▶ **Task instructions**
Find every line in the records below that contains the word "this", and copy each such line.

▶ **Stored dataset items**
★ ★ ★

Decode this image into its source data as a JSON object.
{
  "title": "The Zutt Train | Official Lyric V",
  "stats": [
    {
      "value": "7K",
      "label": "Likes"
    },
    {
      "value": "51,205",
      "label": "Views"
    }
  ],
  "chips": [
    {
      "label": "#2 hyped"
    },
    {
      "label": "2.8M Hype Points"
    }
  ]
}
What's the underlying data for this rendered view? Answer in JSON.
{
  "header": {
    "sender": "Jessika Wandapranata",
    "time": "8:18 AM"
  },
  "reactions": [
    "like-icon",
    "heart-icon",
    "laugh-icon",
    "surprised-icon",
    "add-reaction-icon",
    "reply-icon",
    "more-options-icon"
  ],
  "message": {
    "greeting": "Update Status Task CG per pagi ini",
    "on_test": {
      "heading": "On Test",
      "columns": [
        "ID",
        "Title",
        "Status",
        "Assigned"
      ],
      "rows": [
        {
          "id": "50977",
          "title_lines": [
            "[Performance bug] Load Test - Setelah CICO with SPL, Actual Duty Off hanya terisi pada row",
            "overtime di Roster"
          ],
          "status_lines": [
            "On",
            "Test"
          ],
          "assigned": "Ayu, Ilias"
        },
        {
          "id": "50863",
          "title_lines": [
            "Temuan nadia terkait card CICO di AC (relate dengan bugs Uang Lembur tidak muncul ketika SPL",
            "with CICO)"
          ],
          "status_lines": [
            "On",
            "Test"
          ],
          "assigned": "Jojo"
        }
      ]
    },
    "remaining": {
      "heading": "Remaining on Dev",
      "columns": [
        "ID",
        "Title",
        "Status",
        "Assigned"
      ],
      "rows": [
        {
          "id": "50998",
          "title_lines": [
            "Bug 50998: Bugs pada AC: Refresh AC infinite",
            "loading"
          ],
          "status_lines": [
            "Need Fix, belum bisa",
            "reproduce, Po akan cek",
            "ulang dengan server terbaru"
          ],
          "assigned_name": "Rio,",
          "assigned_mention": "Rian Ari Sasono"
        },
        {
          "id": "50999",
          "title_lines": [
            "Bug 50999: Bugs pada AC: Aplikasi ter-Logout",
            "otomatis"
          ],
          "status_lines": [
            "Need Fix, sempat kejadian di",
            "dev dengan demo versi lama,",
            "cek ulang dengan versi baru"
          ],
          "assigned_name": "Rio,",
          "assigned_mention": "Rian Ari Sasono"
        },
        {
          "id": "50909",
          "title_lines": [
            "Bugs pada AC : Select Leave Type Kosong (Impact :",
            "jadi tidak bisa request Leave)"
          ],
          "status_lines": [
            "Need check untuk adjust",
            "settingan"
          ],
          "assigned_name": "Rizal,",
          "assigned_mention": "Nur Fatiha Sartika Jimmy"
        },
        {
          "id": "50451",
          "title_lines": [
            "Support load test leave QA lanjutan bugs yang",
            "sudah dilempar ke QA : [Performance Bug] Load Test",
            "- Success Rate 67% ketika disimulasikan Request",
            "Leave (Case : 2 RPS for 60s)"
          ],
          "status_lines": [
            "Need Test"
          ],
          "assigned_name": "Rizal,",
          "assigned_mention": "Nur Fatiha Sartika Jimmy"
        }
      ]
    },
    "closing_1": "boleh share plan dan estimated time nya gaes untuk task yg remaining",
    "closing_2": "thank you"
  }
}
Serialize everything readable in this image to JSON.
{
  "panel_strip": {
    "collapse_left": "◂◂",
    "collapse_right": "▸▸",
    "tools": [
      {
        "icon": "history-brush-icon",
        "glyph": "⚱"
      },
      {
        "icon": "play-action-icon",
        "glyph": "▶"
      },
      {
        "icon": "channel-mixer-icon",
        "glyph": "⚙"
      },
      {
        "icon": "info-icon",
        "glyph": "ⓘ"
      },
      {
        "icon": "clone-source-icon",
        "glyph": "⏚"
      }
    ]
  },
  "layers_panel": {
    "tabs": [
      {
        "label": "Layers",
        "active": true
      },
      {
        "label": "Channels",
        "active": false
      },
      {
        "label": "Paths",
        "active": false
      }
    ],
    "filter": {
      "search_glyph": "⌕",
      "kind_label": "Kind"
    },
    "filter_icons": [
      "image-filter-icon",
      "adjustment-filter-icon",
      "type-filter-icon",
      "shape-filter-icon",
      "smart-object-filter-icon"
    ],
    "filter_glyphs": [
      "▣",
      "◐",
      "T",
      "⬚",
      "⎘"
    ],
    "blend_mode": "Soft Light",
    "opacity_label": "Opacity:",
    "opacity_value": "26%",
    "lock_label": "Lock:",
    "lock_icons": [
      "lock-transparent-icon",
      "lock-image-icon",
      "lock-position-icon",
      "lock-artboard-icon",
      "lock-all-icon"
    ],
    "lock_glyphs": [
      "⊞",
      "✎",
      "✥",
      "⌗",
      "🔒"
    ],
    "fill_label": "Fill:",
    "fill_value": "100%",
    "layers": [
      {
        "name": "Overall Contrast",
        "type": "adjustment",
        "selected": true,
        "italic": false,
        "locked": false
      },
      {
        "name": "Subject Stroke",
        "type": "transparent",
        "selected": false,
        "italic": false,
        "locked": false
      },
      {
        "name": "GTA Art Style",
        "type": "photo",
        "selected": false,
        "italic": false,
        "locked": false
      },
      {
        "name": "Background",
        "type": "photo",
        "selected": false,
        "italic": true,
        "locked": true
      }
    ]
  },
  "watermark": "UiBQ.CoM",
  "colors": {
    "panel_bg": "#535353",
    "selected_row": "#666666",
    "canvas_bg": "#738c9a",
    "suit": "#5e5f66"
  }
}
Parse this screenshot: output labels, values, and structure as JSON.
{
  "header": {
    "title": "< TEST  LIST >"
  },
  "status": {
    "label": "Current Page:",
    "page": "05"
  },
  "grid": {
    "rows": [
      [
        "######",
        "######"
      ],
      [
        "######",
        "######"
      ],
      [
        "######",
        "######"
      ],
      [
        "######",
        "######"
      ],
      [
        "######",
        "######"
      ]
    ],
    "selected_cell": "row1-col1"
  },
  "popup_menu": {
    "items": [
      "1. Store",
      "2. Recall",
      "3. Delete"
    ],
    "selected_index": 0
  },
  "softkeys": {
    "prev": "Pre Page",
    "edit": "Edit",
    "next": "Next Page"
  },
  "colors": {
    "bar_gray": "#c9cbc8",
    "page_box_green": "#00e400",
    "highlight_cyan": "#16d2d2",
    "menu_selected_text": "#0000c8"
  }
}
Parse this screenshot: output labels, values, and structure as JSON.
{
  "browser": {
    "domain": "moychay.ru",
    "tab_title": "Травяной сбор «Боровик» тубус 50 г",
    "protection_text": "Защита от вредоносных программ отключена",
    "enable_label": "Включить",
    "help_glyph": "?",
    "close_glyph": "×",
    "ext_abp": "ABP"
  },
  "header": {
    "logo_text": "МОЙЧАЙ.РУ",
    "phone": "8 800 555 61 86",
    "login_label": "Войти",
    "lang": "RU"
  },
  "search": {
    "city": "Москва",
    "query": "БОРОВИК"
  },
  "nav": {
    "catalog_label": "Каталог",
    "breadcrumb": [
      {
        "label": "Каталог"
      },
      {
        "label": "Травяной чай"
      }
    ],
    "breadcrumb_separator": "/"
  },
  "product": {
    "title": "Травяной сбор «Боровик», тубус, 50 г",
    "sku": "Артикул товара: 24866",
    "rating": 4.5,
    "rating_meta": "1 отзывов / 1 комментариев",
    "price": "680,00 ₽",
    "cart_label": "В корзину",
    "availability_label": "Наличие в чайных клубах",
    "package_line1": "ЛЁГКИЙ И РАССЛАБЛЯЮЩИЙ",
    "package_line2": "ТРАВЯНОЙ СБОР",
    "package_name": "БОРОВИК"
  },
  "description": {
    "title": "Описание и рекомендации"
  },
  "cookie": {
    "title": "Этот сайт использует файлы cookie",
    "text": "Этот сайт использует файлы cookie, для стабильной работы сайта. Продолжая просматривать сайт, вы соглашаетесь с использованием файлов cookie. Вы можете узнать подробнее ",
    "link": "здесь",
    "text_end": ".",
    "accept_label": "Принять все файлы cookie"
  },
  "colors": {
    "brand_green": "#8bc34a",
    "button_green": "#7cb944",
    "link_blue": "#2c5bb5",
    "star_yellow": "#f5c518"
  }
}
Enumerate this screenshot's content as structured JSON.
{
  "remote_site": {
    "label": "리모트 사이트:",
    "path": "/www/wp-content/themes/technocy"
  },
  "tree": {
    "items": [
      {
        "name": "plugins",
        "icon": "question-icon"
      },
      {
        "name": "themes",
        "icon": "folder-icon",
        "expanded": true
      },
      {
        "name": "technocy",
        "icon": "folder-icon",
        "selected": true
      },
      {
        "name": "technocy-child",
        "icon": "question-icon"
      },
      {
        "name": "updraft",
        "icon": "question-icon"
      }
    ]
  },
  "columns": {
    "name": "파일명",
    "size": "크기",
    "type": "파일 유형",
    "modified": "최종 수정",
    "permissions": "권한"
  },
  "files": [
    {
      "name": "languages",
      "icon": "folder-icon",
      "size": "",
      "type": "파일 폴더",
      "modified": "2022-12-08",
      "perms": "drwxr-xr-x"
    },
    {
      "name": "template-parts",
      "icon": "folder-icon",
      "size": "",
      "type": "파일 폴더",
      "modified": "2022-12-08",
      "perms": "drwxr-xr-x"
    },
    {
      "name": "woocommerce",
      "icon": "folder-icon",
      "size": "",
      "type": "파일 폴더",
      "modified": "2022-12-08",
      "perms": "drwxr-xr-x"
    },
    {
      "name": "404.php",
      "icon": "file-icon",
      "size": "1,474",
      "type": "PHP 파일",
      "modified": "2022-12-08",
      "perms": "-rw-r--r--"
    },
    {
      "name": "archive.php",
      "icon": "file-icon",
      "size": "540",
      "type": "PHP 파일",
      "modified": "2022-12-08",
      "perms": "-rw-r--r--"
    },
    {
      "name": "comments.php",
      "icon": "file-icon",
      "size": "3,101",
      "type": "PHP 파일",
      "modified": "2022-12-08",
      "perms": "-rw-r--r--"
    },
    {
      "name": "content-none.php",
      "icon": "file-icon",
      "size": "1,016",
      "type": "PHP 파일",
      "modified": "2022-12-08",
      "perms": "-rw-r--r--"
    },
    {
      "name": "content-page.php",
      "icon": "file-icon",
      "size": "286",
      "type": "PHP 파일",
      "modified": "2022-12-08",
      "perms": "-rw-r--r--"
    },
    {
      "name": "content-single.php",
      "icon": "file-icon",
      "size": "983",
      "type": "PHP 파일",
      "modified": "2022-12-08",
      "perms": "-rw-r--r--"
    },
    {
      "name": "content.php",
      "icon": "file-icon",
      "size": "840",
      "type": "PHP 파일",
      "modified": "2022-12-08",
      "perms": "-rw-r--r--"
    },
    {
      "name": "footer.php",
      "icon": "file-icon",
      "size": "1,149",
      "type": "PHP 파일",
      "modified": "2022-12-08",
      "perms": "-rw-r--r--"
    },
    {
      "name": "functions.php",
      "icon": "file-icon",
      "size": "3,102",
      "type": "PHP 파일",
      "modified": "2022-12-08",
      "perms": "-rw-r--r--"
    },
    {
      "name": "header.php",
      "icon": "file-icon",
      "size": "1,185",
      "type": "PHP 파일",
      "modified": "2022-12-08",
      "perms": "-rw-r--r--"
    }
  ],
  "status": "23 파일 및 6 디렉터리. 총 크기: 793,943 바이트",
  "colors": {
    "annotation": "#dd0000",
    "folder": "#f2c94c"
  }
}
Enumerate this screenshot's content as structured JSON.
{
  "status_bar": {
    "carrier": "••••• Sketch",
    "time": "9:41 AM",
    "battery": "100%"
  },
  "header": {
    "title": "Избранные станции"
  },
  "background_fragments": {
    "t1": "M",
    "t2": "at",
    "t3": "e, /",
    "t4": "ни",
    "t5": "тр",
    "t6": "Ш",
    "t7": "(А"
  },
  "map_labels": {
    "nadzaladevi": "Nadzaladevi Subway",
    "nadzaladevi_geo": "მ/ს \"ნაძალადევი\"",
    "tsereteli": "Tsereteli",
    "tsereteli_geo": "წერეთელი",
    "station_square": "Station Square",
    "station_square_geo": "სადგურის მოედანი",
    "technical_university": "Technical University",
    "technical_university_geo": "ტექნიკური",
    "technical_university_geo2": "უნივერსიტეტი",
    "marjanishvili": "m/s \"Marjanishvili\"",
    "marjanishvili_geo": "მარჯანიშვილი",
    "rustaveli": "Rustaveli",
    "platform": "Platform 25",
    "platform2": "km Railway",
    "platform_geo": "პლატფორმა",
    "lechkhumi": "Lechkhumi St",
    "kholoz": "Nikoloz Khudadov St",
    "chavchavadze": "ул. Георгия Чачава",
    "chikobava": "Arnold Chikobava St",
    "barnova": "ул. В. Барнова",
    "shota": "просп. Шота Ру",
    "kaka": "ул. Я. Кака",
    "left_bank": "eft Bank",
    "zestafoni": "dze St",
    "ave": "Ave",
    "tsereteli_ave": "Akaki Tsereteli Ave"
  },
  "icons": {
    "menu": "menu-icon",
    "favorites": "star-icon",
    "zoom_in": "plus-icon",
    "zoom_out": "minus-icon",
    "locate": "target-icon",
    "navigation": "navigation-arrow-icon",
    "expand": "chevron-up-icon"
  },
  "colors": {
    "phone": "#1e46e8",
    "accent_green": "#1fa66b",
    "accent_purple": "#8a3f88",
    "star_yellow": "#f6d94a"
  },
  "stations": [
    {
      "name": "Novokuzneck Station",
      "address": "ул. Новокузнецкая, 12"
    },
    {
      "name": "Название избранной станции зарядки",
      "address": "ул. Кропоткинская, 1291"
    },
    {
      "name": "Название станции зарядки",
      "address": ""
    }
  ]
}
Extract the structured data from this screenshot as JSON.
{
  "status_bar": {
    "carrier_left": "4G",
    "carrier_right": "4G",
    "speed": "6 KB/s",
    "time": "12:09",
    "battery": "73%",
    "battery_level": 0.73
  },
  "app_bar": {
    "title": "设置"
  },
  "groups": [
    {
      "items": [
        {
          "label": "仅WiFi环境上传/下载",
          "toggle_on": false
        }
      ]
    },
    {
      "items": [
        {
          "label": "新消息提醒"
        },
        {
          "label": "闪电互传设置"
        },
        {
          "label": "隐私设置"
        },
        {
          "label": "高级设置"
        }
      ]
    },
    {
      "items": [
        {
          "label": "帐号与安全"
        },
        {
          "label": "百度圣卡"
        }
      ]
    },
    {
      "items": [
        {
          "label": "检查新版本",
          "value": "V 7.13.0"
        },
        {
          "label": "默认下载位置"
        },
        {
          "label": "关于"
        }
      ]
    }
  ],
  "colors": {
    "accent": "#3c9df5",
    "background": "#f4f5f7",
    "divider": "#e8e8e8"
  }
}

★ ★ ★

▶ **Task answer**
Decode this image into its source data as a JSON object.
What's the underlying data for this rendered view? Answer in JSON.
Serialize everything readable in this image to JSON.
Parse this screenshot: output labels, values, and structure as JSON.
Parse this screenshot: output labels, values, and structure as JSON.
Enumerate this screenshot's content as structured JSON.
Enumerate this screenshot's content as structured JSON.
Extract the structured data from this screenshot as JSON.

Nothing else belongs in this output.